Russian MMA star Shlemenko cleared to fight again after court lifts ban

Russian MMA star Shlemenko cleared to fight again after court lifts ban
Bellator's four-time middle weight champion Alexander Shlemenko has been cleared to fight again in the United States after a successful court appeal.

The California State Athletic Commission (CSAC) had originally banned Shlemenko for three years and fined him $10,000 after he tested for positive for use of oxandrolone back in February 2015.

Shlemenko, who has an impressive MMA record of 53 wins and only nine losses, beat Melvin Manhoef by second-round knockout in February 2015, but a fight night sample 'A' showed high levels of a banned substance in his system.

The fight result was therefore announced as a no-contest, adding a new line to Shlemenko's professional record.

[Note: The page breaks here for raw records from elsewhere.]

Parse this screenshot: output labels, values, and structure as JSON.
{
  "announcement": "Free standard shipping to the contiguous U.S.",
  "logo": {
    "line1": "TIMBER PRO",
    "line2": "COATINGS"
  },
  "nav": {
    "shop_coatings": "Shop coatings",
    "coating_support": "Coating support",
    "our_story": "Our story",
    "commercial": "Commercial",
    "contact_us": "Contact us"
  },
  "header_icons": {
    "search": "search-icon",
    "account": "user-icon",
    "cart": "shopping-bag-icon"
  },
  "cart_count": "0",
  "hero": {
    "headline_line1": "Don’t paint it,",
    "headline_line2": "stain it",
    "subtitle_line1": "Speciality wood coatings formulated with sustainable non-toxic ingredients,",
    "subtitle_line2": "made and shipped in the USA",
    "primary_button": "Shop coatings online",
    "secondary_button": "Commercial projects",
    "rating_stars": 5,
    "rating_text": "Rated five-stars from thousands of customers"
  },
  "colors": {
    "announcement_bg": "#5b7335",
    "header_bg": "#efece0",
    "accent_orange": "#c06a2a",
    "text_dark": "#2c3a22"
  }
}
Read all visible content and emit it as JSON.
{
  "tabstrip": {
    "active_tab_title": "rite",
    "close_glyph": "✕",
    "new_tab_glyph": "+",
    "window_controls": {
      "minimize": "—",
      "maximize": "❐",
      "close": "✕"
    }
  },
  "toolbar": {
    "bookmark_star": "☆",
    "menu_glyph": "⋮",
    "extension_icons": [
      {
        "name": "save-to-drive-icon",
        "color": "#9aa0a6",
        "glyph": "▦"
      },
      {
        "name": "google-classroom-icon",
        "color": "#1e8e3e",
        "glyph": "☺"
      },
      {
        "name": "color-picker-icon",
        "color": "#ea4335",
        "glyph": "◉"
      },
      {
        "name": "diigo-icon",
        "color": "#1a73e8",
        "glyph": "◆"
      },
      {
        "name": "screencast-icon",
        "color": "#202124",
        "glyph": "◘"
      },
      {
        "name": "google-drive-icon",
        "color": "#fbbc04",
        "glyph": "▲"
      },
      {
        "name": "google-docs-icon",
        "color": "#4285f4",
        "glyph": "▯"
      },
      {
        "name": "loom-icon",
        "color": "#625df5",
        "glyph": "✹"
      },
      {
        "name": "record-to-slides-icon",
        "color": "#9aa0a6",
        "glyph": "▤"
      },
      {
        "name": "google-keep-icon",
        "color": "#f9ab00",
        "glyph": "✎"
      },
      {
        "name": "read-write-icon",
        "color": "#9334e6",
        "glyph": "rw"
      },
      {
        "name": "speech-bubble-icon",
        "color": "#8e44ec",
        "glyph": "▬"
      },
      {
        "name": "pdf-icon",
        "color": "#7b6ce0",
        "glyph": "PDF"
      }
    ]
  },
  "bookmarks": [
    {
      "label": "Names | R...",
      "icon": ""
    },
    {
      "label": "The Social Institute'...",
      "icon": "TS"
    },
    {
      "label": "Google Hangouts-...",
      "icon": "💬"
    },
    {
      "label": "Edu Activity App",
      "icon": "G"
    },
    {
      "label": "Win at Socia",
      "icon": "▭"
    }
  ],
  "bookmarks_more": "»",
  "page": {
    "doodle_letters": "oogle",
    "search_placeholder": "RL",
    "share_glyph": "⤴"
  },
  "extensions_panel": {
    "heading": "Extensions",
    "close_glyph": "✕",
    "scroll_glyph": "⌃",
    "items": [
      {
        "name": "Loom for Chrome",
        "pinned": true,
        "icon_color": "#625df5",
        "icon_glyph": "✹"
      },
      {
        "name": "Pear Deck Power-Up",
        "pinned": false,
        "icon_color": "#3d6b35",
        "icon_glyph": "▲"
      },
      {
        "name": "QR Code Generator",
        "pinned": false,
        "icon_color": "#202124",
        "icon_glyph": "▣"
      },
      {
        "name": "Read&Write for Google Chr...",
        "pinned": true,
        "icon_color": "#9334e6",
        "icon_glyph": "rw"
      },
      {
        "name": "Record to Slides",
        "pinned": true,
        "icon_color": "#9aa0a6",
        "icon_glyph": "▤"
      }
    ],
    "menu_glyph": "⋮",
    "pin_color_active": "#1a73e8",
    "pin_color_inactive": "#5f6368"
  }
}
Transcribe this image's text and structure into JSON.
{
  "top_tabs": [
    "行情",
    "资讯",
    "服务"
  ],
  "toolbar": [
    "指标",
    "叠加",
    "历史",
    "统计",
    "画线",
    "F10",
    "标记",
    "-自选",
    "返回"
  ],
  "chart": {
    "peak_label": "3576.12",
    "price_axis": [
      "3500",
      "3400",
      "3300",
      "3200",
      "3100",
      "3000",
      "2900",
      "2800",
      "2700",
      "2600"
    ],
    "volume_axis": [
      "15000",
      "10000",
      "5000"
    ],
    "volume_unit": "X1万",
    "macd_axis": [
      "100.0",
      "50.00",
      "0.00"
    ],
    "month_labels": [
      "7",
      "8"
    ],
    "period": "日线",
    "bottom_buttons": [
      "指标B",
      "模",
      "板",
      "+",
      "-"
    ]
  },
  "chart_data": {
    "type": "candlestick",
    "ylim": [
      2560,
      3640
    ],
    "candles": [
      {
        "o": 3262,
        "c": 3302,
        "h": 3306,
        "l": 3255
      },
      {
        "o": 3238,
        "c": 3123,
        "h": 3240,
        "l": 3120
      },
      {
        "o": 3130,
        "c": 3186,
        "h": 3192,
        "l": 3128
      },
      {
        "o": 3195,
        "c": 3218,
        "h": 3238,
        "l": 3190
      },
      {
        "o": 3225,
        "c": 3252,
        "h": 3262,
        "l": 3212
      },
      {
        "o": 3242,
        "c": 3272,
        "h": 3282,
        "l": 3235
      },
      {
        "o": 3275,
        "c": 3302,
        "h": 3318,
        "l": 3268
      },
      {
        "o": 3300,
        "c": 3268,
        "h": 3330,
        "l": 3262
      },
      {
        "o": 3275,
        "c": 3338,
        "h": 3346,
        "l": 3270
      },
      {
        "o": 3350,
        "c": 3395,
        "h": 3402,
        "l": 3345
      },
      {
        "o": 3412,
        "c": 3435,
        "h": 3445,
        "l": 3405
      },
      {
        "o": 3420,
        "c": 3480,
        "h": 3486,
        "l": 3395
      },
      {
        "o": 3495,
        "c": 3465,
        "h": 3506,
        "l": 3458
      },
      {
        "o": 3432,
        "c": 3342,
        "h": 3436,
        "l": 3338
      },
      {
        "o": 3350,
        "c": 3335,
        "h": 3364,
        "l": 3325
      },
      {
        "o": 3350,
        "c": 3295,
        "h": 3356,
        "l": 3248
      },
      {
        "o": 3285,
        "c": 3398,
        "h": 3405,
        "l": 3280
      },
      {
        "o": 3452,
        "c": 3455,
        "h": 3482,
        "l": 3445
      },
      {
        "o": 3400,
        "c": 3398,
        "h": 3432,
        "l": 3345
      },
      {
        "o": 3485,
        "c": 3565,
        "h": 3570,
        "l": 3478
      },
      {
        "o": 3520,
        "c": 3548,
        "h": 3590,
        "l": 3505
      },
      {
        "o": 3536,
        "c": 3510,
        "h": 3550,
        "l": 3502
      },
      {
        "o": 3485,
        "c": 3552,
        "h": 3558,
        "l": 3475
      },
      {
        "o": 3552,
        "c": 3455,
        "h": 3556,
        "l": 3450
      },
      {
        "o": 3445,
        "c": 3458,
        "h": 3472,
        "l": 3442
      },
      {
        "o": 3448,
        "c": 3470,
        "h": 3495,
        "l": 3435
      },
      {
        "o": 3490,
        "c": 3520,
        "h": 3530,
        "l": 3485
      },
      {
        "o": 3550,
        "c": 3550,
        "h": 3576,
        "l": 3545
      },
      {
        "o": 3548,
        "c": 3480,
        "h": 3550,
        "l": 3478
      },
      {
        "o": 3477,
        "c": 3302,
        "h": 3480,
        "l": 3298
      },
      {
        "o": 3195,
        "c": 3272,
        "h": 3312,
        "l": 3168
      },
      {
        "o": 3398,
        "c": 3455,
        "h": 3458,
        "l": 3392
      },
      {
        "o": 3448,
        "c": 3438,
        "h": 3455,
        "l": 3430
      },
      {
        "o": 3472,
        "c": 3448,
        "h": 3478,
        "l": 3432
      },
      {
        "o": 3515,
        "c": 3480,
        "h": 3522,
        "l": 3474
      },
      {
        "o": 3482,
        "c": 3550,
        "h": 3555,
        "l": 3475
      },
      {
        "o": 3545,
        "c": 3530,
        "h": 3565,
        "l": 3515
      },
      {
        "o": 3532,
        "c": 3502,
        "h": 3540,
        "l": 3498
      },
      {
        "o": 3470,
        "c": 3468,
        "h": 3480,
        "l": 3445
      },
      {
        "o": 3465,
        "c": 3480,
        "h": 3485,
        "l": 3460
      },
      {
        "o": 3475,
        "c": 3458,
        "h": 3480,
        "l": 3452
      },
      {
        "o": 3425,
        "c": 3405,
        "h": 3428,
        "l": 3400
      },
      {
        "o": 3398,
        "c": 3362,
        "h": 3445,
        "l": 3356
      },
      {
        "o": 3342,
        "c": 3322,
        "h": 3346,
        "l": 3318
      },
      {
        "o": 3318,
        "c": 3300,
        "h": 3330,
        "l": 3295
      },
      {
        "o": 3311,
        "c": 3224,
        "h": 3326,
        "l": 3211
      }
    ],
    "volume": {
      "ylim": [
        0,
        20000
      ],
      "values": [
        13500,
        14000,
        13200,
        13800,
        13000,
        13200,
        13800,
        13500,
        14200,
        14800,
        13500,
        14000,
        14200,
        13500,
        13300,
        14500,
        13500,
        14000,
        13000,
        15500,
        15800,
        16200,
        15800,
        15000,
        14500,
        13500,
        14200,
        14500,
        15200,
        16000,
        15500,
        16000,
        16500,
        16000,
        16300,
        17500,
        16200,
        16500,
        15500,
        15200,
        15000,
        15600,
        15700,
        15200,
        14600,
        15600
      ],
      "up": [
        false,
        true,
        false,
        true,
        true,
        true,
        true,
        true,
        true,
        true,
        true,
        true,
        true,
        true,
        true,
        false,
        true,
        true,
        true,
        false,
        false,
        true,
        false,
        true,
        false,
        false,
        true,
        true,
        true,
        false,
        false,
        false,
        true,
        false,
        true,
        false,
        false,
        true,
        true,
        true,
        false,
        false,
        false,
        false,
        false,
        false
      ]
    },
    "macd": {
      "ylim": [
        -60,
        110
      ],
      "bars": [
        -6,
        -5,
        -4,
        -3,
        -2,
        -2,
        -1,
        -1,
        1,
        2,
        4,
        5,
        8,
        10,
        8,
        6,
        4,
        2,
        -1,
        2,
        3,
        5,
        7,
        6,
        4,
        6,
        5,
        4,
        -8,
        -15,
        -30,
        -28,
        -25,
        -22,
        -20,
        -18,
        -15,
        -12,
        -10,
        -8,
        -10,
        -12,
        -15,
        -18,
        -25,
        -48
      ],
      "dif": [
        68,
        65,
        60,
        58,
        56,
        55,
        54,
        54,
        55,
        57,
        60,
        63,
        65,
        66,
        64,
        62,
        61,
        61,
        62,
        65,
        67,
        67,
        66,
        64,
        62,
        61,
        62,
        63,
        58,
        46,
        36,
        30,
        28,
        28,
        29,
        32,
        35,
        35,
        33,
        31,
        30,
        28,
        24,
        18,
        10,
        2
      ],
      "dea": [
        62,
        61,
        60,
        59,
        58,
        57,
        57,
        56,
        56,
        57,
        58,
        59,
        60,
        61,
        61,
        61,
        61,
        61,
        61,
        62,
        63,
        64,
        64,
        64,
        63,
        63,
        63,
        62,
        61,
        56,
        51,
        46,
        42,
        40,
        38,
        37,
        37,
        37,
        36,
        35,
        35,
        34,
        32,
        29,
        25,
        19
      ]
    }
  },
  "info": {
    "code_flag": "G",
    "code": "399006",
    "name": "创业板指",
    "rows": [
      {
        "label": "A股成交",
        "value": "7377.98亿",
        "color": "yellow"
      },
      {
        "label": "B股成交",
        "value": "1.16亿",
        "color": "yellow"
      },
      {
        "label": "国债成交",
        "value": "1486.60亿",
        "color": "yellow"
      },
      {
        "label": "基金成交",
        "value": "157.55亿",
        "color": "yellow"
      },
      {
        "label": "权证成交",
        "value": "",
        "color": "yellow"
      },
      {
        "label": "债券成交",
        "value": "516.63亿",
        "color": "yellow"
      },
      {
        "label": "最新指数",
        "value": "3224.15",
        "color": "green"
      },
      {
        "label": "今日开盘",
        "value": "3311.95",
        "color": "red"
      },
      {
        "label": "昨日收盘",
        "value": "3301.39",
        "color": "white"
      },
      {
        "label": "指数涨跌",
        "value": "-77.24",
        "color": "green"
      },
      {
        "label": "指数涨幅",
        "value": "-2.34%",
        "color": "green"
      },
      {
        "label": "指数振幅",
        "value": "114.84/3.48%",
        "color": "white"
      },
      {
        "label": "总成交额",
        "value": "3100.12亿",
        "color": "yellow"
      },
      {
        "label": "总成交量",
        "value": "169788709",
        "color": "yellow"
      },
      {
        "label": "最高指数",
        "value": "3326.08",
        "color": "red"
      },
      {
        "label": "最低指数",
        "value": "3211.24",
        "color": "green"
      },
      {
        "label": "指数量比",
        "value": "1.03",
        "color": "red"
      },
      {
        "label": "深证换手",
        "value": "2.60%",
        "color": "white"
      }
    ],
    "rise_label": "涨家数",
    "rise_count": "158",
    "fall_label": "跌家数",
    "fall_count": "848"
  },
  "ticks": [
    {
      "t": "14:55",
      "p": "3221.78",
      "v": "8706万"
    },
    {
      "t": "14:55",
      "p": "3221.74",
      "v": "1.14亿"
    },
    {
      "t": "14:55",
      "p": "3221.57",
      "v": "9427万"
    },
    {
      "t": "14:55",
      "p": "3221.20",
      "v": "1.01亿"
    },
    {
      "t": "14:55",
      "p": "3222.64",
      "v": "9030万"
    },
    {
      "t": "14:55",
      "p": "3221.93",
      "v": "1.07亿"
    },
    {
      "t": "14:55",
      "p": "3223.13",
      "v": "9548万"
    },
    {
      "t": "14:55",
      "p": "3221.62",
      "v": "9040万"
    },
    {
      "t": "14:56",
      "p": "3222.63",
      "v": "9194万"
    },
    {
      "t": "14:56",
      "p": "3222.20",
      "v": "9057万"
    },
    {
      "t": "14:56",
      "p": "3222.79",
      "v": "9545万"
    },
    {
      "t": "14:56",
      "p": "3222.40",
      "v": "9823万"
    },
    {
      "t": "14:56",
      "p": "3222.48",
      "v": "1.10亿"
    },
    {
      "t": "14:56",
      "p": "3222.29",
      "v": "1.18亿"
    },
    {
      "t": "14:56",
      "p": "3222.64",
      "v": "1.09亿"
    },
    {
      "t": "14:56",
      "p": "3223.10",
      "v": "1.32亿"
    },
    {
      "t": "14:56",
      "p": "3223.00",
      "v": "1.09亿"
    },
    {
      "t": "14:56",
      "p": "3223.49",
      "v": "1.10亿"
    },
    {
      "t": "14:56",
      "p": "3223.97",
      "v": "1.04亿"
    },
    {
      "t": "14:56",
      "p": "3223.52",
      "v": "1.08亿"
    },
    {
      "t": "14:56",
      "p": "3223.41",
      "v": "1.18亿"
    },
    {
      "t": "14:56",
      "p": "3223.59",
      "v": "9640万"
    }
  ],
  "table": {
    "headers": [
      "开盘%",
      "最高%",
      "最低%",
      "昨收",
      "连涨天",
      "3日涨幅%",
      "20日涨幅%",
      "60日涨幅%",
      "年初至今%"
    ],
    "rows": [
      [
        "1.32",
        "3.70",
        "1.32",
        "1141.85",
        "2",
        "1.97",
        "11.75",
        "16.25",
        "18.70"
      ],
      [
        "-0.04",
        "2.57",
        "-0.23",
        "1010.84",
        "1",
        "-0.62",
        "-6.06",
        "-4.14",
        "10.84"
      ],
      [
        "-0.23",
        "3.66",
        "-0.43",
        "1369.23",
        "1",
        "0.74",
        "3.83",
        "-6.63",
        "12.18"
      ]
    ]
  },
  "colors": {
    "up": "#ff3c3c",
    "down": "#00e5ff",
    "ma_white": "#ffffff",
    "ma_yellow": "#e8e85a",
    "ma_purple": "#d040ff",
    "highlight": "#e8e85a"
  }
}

California's Superior Court ruled that CSAC could only suspend the fighter until his license expired back on February 28.

The former Bellator middleweight champion will also have to pay only a $5,000 fine and his suspension will be lifted as soon as this is paid.

"I am very happy to have this chapter behind me and am grateful to the US court system for finding error with the CSAC findings and allowing me to immediately resume my career in the US," Shlemenko said.

"By ruling that I am immediately eligible to fight, the court specifically found that the CSAC violated basic due process rights.

"I hope that CSAC will now listen to the court, and start treating those who choose to fight in California more fairly."

Shlemenko's attorney Howard Jacobs argued that his client had been unfairly given a three-year suspension when the original notification sent to him by CSAC said he only faced a one-year ban.

The court agreed that CSAC could not legally increase the length of the sanction after the appeal process.

The 32-year-old was initially fined $10,000, half of which was for allegedly making false statements on drug-testing documents.

Jacobs argued that the commission rules state that fines can only be issued if an athlete makes false statements on a license application.

The court agreed and deducted $5,000 off the original fine, but rejected claims that the CSAC had been biased in its process after refusing to test a 'B' sample.

Executive officer Andy Foster said the CSAC was pleased with the court's decision.

"The court ruled that CSAC is not required to collect a 'B' sample in order to prove the presence of banned substances," he said.

"In addition, the court found that Shlemenko failed to demonstrate that CSAC was biased during the proceedings against him.

"CSAC proved its case in court and demonstrated that Shlemenko violated the rule regarding a positive test for a banned substance.

"We understand the court's decision to reduce the fine and suspension period for procedural reasons - that in no way takes away from the seriousness of Shlemenko's offence."

Foster also confirmed Shlemenko has not yet paid his fine and does not currently possess an active license to fight in California, although the Russian is already eyeing a return to action.

"I maintain my innocence and believe had a 'B' sample been tested this process would not have been necessary and my victory over Melvin Manhoef would had been validated," he said.

"Now it is time to look forward to resuming my career and regaining my Bellator belt."